Conceived by choreographer Kyle Abraham and set to some of Nina Simone’s most intimate and stirring songs, If We Were a Love Song is a dance film that offers a cultural portrait of his company and community. Created in collaboration with A.I.M and filmmaker Dehanza Rogers, this series of poetic vignettes strips down Abraham’s idiosyncratic and emotionally-driven movement to match the raw power of Simone’s music, showing that deep grief and profound love often live in the same quiet moment. This film will be closed captioned and audio described.Captured by filmmaker Liz Sargent’s verité lens, choreographer Pam Tanowitz and her dancersreturn to rehearsal during 2020’s pandemic. Tanowitz ponders the fleeting nature of performance and reimagines the future of her work on film. Audiences are given a rare look into the choreographer’s creation style. For its finale, the film shifts gears and features fully fledgedexcerpts from “Every Moment Alters,” which features music by Caroline Shaw. In contrast to therehearsal process, Tanowitz describes the style of the final dance as polished and cinematic. This film will be closed captioned and audio described.

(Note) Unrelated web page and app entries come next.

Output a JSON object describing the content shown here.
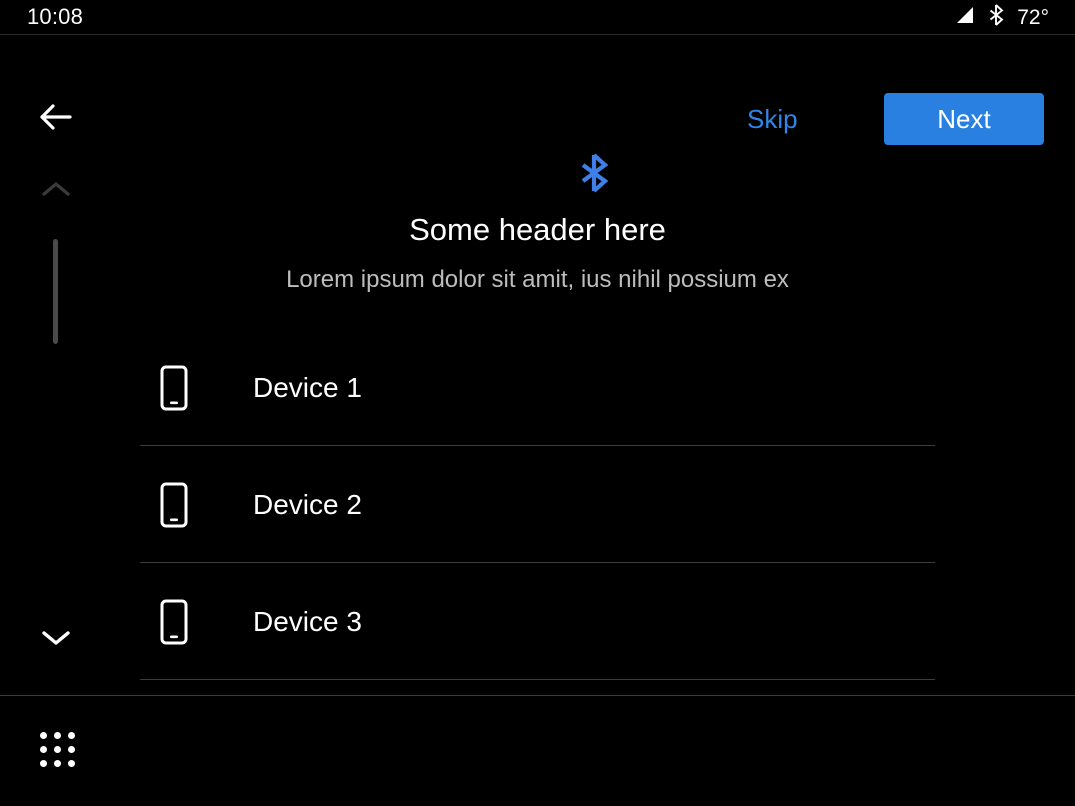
{
  "status_bar": {
    "clock": "10:08",
    "temperature": "72°",
    "signal_icon": "cellular-signal-icon",
    "bluetooth_icon": "bluetooth-status-icon"
  },
  "top_bar": {
    "back_icon": "back-arrow-icon",
    "skip_label": "Skip",
    "next_label": "Next",
    "skip_color": "#2f86e8",
    "next_bg_color": "#2a80e0",
    "next_text_color": "#ffffff"
  },
  "scroll_rail": {
    "up_icon": "chevron-up-icon",
    "down_icon": "chevron-down-icon",
    "up_color": "#3a3a3a",
    "down_color": "#ffffff",
    "thumb_color": "#4a4a4a"
  },
  "content": {
    "hero_icon": "bluetooth-icon",
    "hero_icon_color": "#3f7fe8",
    "header": "Some header here",
    "subheader": "Lorem ipsum dolor sit amit, ius nihil possium ex"
  },
  "devices": [
    {
      "icon": "smartphone-icon",
      "label": "Device 1"
    },
    {
      "icon": "smartphone-icon",
      "label": "Device 2"
    },
    {
      "icon": "smartphone-icon",
      "label": "Device 3"
    }
  ],
  "bottom_bar": {
    "app_drawer_icon": "apps-grid-icon"
  },
  "theme": {
    "background": "#000000",
    "text_primary": "#ffffff",
    "text_secondary": "#bdbdbd",
    "divider": "#3c3c3c"
  }
}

“One + One Make Three” (Tuesday, May 11 at 8 p.m.)
Director Katherine Helen Fisher’s documentary/dance film, with acclaimed disability arts ensemble Kinetic Light, includes innovative experimentation in which access is as challenging, provocative, and beautiful as the art itself.
According to Diane Masciale, Co-Executive in Charge of ALL ARTS,  “As with the other choreographers ALL ARTS invited to participate in the Past, Present, Future festival, Kinetic Light was selected because of the undeniable impact of their work. In addition to being blown away by the film that was created, we are grateful for the crucial role Kinetic Light has played in advocating for the entire festival to be more accessible. They’ve inspired and guided us in establishing new practices for increasing the accessibility of the other films in the festival and future programming on ALL ARTS.” This film takes audiences behind the scenes, into the studio, and into the air. Dancers partner, spin, and soar, as they reflect on art, dance, and disability as a creative force. Featuring dance artists Jerron Herman, Laurel Lawson, and Alice Sheppard; artist/ASL interpreter Brandon Kazen-Maddox; and audio describer Cheryl Green. The broadcast version of this film integrates ASL and Open Captions and optionally available Enhanced Audio Description. The film is available in four versions online: ASL + Open Captions + Audio Description; ASL only; Open Captions + Audio Description; and Open Captions only. An audio file of Audio Description and transcripts will also be available.

Leadership support for ALL ARTS is generously provided by Jody and John Arnhold and the Arnhold Foundation, Sue and Edgar Wachenheim III, the Kate W. Cassidy Foundation, The Jerome L. Greene Foundation, The Andrew W. Mellon Foundation, Rockefeller Brothers Fund, Anderson Family Fund and Doris Duke Charitable Foundation.


ALL ARTS is breaking new ground as the premier destination for inspiration, creativity and art of all forms. This New York Emmy-winning arts and culture hub is created by The WNET Group, the parent company of New York’s PBS stations. With the aim of being accessible to viewers everywhere, ALL ARTS’ Webby-nominated programming – from digital shorts to feature films – is available online nationwide through, the free ALL ARTS app on all major streaming platforms, and @AllArtsTV on YouTube, Facebook, Instagram, and Twitter.

New York area TV viewers can also watch the 24/7 broadcast channel. For all the ways to watch, visit